Al-Jeish, with Saudi roots, is a Salafist/utopianist movement less internationally aggressive than ISIS, though any "moderate" label shipwrecks on the group's secretiveness. Salafism demands a return to the days of the holy and pure, more than a millennium gone (though now, seeing Prince Salman's Saudi reforms, would they add drivers' licenses for women?). Al-Jeish was another product of the Arab Spring euphoria of 2011, when the distant Saudis backed this Syrian horse (as opposed to more frankly horrific Syrian rebel factions) in a push to take the Syrian capital by 2013 and get the whole thing over with--whereupon Al-Jeish, presumably, would have safeguarded Syria's Sunni majority from its Alawite/Shia minority that runs the Assad government. "It'll all be over by Christmas," as they said in the Guns of August.

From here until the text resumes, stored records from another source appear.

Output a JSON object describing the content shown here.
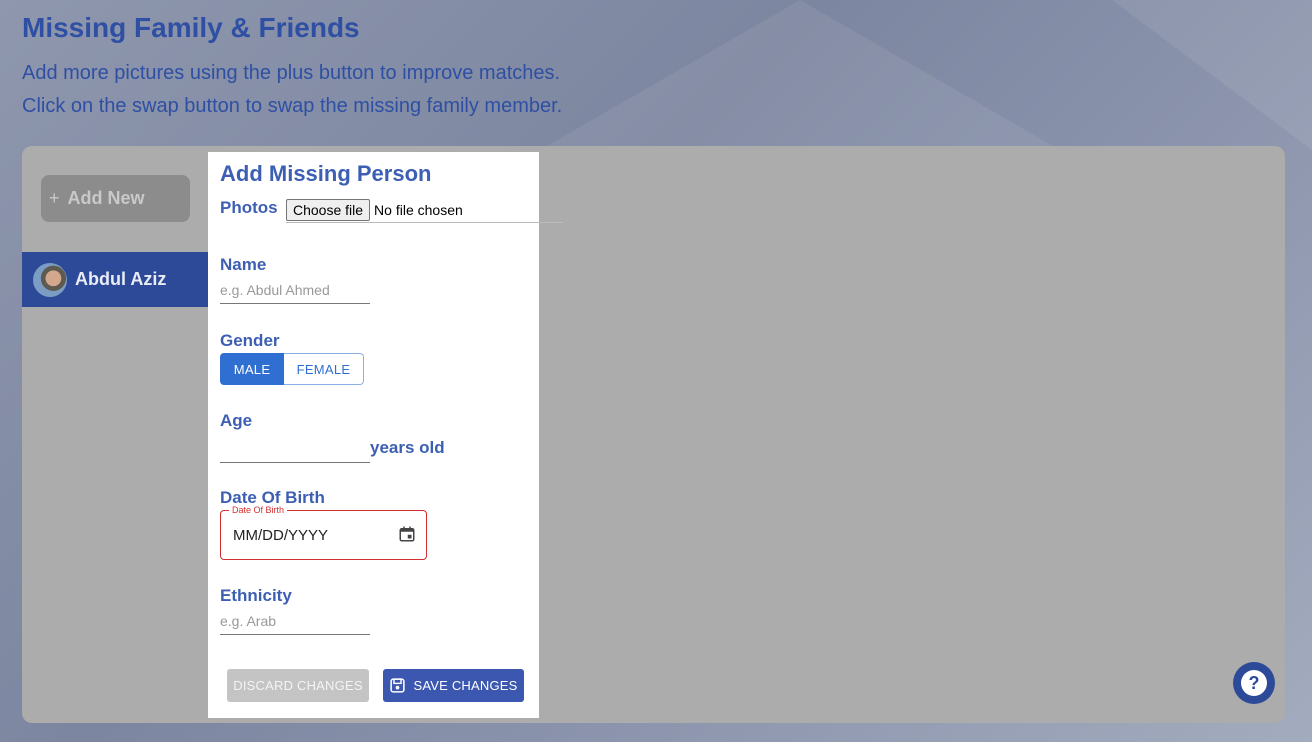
{
  "header": {
    "title": "Missing Family & Friends",
    "subtitle_1": "Add more pictures using the plus button to improve matches.",
    "subtitle_2": "Click on the swap button to swap the missing family member."
  },
  "sidebar": {
    "add_new_icon": "+",
    "add_new_label": "Add New",
    "members": [
      {
        "name": "Abdul Aziz",
        "avatar": "avatar-photo"
      }
    ]
  },
  "modal": {
    "title": "Add Missing Person",
    "photos_label": "Photos",
    "choose_file_label": "Choose file",
    "no_file_text": "No file chosen",
    "name_label": "Name",
    "name_placeholder": "e.g. Abdul Ahmed",
    "gender_label": "Gender",
    "gender_options": [
      "MALE",
      "FEMALE"
    ],
    "gender_selected": "MALE",
    "age_label": "Age",
    "age_value": "",
    "age_suffix": "years old",
    "dob_label": "Date Of Birth",
    "dob_field_legend": "Date Of Birth",
    "dob_placeholder": "MM/DD/YYYY",
    "ethnicity_label": "Ethnicity",
    "ethnicity_placeholder": "e.g. Arab",
    "discard_label": "DISCARD CHANGES",
    "save_label": "SAVE CHANGES"
  },
  "help": {
    "icon": "question-mark",
    "glyph": "?"
  },
  "colors": {
    "brand_blue": "#2e4fa3",
    "selected_blue": "#2f6fd1",
    "error_red": "#d32f2f",
    "panel_gray": "#acacac"
  }
}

When Jeish's early offensive stalled, they withdrew to their fortress city, Douma, only six miles from Damascus, and settled into a highly mysterious bunker mentality, a city of 200,000, including perhaps 10,000 rebels, largely cut off from the outside world. The Saudis were then said to cool on Al-Jeish. What their exact role was, or wasn't, at the grisly end this year is another unknown. As of April 8, the now-defeated Al Jeish was bussed en masse to refugee camps run by Turkey, an enemy of Assad in Syria--and of Russia, and, intermittently, of the United States, while Iran and Russia cement a Persian bridge to Lebanon and the Mediterranean. Sounds as confused as the Balkan Wars of 1912. So that faint thunder. Is it the cheering football crowd? Must be. It's not August.
JE comments: Wikipedia transliterates the group as Jaysh al-Islam (Army of Islam). It would have been fascinating to be the proverbial fly buzzing over the Putin-MbS Soccer Summit. Where were their interpreters, I wonder?